%%

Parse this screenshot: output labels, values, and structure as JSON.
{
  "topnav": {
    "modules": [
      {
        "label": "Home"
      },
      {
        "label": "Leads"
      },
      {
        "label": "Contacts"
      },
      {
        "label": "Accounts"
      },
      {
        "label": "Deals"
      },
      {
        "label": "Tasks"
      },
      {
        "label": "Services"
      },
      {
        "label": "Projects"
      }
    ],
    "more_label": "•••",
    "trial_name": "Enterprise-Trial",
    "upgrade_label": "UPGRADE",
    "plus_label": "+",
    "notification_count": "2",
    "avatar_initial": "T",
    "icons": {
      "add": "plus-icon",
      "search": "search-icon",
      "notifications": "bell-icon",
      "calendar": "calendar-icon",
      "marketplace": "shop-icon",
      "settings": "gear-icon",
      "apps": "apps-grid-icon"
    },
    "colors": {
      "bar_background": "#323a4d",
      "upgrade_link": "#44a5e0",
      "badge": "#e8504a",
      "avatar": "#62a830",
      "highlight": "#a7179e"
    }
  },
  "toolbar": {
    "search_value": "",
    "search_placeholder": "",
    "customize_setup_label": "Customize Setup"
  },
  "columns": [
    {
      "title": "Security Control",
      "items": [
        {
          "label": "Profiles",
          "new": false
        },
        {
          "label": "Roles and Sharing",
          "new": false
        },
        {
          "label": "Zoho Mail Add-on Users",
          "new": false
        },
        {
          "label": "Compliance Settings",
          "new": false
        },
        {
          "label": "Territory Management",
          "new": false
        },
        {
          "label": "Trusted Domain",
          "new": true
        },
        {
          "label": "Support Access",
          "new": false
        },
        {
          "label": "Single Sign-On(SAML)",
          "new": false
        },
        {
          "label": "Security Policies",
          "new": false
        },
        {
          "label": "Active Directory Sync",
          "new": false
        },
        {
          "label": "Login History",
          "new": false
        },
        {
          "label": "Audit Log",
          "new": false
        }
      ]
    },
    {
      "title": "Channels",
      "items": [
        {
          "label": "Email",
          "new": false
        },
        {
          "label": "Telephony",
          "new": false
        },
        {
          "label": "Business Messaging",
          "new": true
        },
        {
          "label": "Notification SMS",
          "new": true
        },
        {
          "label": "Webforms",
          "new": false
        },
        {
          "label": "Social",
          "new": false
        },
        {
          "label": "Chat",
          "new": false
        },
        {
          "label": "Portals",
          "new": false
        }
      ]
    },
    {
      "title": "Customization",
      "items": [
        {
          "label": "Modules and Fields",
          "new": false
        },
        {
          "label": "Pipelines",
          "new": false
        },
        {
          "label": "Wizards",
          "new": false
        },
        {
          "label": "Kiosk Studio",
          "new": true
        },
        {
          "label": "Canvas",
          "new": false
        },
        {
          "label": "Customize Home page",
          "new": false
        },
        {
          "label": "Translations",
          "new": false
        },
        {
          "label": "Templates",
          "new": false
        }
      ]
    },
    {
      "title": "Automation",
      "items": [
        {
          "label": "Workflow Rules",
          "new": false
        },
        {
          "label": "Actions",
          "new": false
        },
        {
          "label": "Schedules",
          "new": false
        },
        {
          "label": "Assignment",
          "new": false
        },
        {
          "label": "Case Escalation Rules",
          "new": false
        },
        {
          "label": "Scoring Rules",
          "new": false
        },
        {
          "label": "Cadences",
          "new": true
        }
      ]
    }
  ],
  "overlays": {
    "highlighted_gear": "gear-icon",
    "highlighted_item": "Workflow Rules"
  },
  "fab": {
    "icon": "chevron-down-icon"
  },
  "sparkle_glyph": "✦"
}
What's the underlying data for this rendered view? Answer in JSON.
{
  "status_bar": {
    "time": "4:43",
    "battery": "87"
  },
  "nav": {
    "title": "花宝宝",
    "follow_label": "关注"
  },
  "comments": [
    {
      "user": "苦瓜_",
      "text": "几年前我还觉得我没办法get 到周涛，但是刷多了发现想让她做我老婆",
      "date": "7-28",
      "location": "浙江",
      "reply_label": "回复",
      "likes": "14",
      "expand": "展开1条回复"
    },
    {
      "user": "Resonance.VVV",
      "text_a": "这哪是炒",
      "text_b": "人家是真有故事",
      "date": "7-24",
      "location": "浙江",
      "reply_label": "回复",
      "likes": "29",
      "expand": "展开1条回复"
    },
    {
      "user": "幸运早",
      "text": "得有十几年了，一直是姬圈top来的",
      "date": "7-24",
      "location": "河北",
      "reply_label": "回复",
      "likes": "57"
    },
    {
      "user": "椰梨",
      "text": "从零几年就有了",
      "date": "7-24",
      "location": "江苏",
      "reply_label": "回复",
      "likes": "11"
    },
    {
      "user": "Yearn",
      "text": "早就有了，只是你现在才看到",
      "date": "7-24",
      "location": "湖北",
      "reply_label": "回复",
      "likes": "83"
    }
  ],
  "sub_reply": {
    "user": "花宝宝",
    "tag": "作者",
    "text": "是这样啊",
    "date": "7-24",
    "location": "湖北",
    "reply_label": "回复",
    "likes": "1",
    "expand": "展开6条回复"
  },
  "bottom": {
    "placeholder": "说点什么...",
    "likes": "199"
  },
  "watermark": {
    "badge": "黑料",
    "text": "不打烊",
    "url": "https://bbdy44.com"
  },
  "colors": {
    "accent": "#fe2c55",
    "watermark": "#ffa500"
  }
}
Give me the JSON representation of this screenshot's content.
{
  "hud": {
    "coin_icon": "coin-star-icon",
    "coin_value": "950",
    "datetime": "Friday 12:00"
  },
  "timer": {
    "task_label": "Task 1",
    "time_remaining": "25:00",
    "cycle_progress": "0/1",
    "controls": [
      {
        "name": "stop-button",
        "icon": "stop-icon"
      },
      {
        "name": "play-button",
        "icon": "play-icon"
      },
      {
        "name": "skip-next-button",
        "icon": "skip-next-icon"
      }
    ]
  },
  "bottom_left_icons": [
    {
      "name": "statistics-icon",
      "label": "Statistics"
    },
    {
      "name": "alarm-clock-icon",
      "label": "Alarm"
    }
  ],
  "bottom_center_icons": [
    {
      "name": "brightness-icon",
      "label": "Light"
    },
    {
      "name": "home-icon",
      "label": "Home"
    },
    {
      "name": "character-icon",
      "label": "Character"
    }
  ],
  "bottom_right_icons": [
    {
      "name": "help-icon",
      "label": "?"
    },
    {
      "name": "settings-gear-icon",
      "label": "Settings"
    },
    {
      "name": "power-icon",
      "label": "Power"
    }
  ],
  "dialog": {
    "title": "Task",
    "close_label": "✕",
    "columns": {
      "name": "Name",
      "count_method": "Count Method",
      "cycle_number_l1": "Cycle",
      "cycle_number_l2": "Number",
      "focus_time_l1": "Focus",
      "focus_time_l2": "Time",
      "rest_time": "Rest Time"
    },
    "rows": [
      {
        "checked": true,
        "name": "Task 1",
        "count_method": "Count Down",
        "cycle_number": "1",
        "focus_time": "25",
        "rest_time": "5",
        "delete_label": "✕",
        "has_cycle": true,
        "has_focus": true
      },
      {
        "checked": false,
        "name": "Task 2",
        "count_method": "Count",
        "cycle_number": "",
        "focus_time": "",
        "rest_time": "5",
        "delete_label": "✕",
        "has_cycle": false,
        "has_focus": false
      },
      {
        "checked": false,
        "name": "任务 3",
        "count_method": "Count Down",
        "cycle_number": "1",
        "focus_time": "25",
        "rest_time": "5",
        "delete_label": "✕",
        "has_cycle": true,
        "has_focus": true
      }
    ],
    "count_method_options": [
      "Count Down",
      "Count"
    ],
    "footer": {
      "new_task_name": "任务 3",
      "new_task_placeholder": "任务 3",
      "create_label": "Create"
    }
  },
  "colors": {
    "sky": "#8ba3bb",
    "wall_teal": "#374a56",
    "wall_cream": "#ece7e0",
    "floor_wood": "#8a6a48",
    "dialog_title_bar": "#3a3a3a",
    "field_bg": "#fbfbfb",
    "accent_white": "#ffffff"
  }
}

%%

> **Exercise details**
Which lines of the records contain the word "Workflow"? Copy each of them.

> **Expected answer**
          "label": "Workflow Rules",
    "highlighted_item": "Workflow Rules"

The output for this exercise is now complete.